THE INPUT: Begin
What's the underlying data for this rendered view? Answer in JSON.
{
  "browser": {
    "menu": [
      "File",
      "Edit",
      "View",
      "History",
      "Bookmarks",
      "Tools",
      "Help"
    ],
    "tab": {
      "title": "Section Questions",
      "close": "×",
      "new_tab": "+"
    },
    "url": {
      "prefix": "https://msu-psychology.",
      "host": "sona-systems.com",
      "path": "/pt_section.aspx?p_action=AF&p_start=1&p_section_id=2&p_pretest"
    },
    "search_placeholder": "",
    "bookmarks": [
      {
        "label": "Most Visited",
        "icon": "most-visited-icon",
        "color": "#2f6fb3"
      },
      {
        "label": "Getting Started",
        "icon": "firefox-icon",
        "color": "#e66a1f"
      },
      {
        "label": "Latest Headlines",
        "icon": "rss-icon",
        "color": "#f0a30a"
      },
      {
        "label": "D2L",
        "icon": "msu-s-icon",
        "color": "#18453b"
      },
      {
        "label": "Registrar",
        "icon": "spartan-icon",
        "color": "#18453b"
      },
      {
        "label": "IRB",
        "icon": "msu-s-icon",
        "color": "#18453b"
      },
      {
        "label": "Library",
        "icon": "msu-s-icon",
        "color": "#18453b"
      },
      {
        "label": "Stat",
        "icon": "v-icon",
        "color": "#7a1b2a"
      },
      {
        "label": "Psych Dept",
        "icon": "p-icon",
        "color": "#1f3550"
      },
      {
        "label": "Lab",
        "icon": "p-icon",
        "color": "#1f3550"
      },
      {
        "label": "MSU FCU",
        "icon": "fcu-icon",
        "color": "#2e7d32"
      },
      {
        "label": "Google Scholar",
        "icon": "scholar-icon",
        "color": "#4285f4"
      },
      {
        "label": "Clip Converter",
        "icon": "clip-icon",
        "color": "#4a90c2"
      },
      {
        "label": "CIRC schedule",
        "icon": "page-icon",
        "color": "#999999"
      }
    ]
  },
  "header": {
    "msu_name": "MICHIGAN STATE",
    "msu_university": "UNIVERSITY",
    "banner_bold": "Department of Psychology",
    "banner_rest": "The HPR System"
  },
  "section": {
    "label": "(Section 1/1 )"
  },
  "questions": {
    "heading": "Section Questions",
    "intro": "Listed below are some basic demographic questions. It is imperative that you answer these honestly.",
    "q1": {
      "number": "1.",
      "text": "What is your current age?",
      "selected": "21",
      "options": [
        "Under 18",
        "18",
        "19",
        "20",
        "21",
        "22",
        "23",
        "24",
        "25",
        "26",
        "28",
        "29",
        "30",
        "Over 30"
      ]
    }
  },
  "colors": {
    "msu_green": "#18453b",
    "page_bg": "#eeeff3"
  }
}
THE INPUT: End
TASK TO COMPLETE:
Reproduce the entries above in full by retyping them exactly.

THE COMPLETED TASK:
What's the underlying data for this rendered view? Answer in JSON.
{
  "browser": {
    "menu": [
      "File",
      "Edit",
      "View",
      "History",
      "Bookmarks",
      "Tools",
      "Help"
    ],
    "tab": {
      "title": "Section Questions",
      "close": "×",
      "new_tab": "+"
    },
    "url": {
      "prefix": "https://msu-psychology.",
      "host": "sona-systems.com",
      "path": "/pt_section.aspx?p_action=AF&p_start=1&p_section_id=2&p_pretest"
    },
    "search_placeholder": "",
    "bookmarks": [
      {
        "label": "Most Visited",
        "icon": "most-visited-icon",
        "color": "#2f6fb3"
      },
      {
        "label": "Getting Started",
        "icon": "firefox-icon",
        "color": "#e66a1f"
      },
      {
        "label": "Latest Headlines",
        "icon": "rss-icon",
        "color": "#f0a30a"
      },
      {
        "label": "D2L",
        "icon": "msu-s-icon",
        "color": "#18453b"
      },
      {
        "label": "Registrar",
        "icon": "spartan-icon",
        "color": "#18453b"
      },
      {
        "label": "IRB",
        "icon": "msu-s-icon",
        "color": "#18453b"
      },
      {
        "label": "Library",
        "icon": "msu-s-icon",
        "color": "#18453b"
      },
      {
        "label": "Stat",
        "icon": "v-icon",
        "color": "#7a1b2a"
      },
      {
        "label": "Psych Dept",
        "icon": "p-icon",
        "color": "#1f3550"
      },
      {
        "label": "Lab",
        "icon": "p-icon",
        "color": "#1f3550"
      },
      {
        "label": "MSU FCU",
        "icon": "fcu-icon",
        "color": "#2e7d32"
      },
      {
        "label": "Google Scholar",
        "icon": "scholar-icon",
        "color": "#4285f4"
      },
      {
        "label": "Clip Converter",
        "icon": "clip-icon",
        "color": "#4a90c2"
      },
      {
        "label": "CIRC schedule",
        "icon": "page-icon",
        "color": "#999999"
      }
    ]
  },
  "header": {
    "msu_name": "MICHIGAN STATE",
    "msu_university": "UNIVERSITY",
    "banner_bold": "Department of Psychology",
    "banner_rest": "The HPR System"
  },
  "section": {
    "label": "(Section 1/1 )"
  },
  "questions": {
    "heading": "Section Questions",
    "intro": "Listed below are some basic demographic questions. It is imperative that you answer these honestly.",
    "q1": {
      "number": "1.",
      "text": "What is your current age?",
      "selected": "21",
      "options": [
        "Under 18",
        "18",
        "19",
        "20",
        "21",
        "22",
        "23",
        "24",
        "25",
        "26",
        "28",
        "29",
        "30",
        "Over 30"
      ]
    }
  },
  "colors": {
    "msu_green": "#18453b",
    "page_bg": "#eeeff3"
  }
}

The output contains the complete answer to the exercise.